Naylor: We use Windows CE for the PDA-like touch screen GUI on the side, that allows you, we’ve got some fairly useful asset management operations.
Tamés: For example?
Naylor: Say you plug in a USB drive to the camera, you can use that interface to drag and drop you assets either on or off the USB drive from the internal media.
Tamés: And what format are the assets in?
Naylor: The content that the camcorder and the deck produce or consumes is wrapped in MXF OP1a. We produce a high quality capture thats pictures, sounds, timecode, metadata, and we produce a JPEG2000 proxy with thumbnails, aLaw 8-bit audio, and timecode, [with] exactly the same metadata that goes into the high definition image. [This] means you can confidently do a cut-down edit on the proxy and know that when you conform, it’s going to be frame-accurate and everything you expected from the proxy edit that you did.
Tamés: What are your favorite design aspects of the camera?
Naylor: I think the image quality is going to be there. The fact that we’re using 2/3″ sensors is quite important, it positions us as a serious high-quality offering, it avoids all of those issues that you get with smaller sensor sizes, it keeps the noise low, and it keeps compatibility with existing glass, the image processing that’s in the camera has a long heritage, we’ve got some really smart intellectual property inside the image processing.
Tamés: What, specifically, is the heritage of this camera?
Naylor: Before Grass Valley did cameras, a company called Philips BTS did, and then Thomson acquired them and then acquired Grass Valley, and the Grass Valley brand is used across the whole company.
Tamés: So does that mean there’s a little bit of the Viper FilmStream DNA inside this camera?
Naylor: In that it came from the same design team, yes, there’s also a little bit of the LDK 6000 in there as well.
Tamés: So it’s got good genes, so to speak
Tamés: So what’s the delivery timeframe for the camera? The prototype you’re showing here looks impressive, but it looks like you still have some issues to work out [in terms of image quality and energy consumption].
Naylor: Initial units will be going out in the June/July timeframe, we expect the first ones [will go to] strategic accounts, this will consume our production for some time. If you buy from a retailer, then we’re [expecting to deliver in the] September/October time frame. The field recorder will trail the camera by a couple of months, but we’ll have plenty of beta units available at the same time that the camcorder is available for sale. The people buying the camcorder will be the candidates for inclusion in the deck’s beta trial.
Tamés: In addition to the IT-centric Ethernet, USB, and FireWire connections [and support for recording onto REVPro or Compact Flash], am I correct to assume the camcorder will sport all of the connections in and out we’d expect from a professional ENG camcorder?
Naylor: Yes, it’s also got a cute feature which you can press a button while you’re recording and record a voice cue like “this is where the airplane crashes” or “this is where the footballer gets his leg broken” and those are recorded onto the media itself.

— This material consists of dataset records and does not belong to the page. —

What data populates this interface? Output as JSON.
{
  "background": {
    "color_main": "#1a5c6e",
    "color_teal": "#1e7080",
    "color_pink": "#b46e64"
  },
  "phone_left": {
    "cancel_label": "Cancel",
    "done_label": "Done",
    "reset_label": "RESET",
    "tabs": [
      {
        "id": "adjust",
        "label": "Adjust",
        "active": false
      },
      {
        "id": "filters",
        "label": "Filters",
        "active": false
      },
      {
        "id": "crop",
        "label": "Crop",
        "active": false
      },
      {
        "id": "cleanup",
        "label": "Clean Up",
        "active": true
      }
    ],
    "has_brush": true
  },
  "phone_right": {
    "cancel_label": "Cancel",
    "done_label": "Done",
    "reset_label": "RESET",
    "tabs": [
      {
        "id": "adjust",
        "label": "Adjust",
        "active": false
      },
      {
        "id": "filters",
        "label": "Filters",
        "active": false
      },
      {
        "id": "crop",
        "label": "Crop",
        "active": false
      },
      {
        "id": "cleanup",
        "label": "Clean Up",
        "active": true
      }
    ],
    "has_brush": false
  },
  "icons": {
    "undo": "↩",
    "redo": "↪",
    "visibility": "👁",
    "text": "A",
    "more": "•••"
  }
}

Tamés: Is this implemented as MXF voice notes?
Tamés: So, with all these features, what will this camera set me back?
Naylor: The list price for the camcorder is $26,000, that’s with the viewfinder, the list price for the field recorder is $15,000.
Tamés: And what kind of lens do you expect me to put on this camera?

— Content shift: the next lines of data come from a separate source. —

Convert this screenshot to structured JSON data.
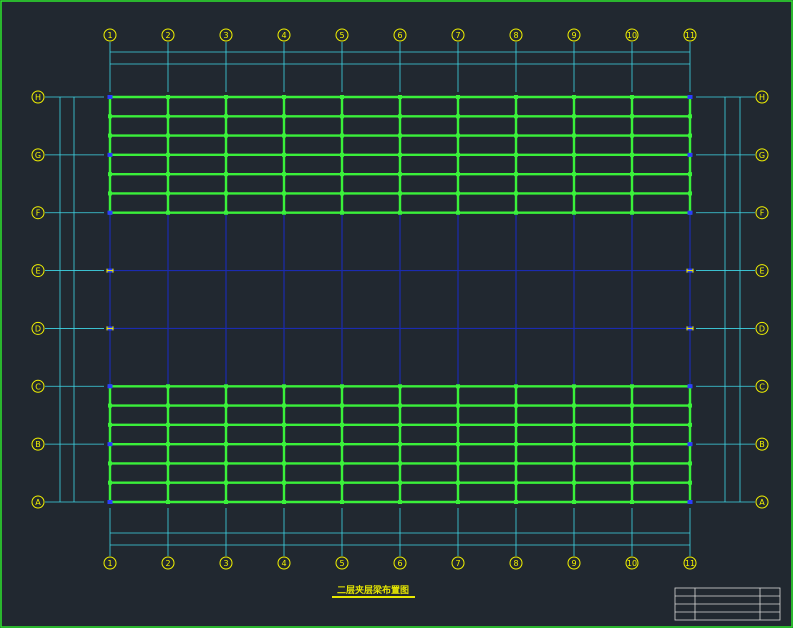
{
  "drawing": {
    "title": "二层夹层梁布置图",
    "column_axes": [
      "1",
      "2",
      "3",
      "4",
      "5",
      "6",
      "7",
      "8",
      "9",
      "10",
      "11"
    ],
    "row_axes": [
      "H",
      "G",
      "F",
      "E",
      "D",
      "C",
      "B",
      "A"
    ],
    "colors": {
      "background": "#212830",
      "border": "#2ee62e",
      "beam": "#3af03a",
      "grid_line": "#1b2bb0",
      "dimension_line": "#3fd6e6",
      "bubble": "#f2f200",
      "title_block": "#d8d8d8"
    }
  }
}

Naylor: [Any good 2/3" lens] in the range of $8,000 to $12,000. We’ll be putting a package deal together so you can buy the camera together with a lens, we just don’t know the pricing of that yet.
Tamés: What else should I be checking out from Grass Valley at the show?
Naylor: Once you’ve recorded something, you need to edit it. We’ve got a couple of good editors, with the recent acquisition of Canopus, we’ve got a craft editor in our stable now that’s called Edius that goes all the way from small laptop editors to big fully HD hardware assisted turnkey solutions, it’s worth looking at, it does grading and color-keying and all that.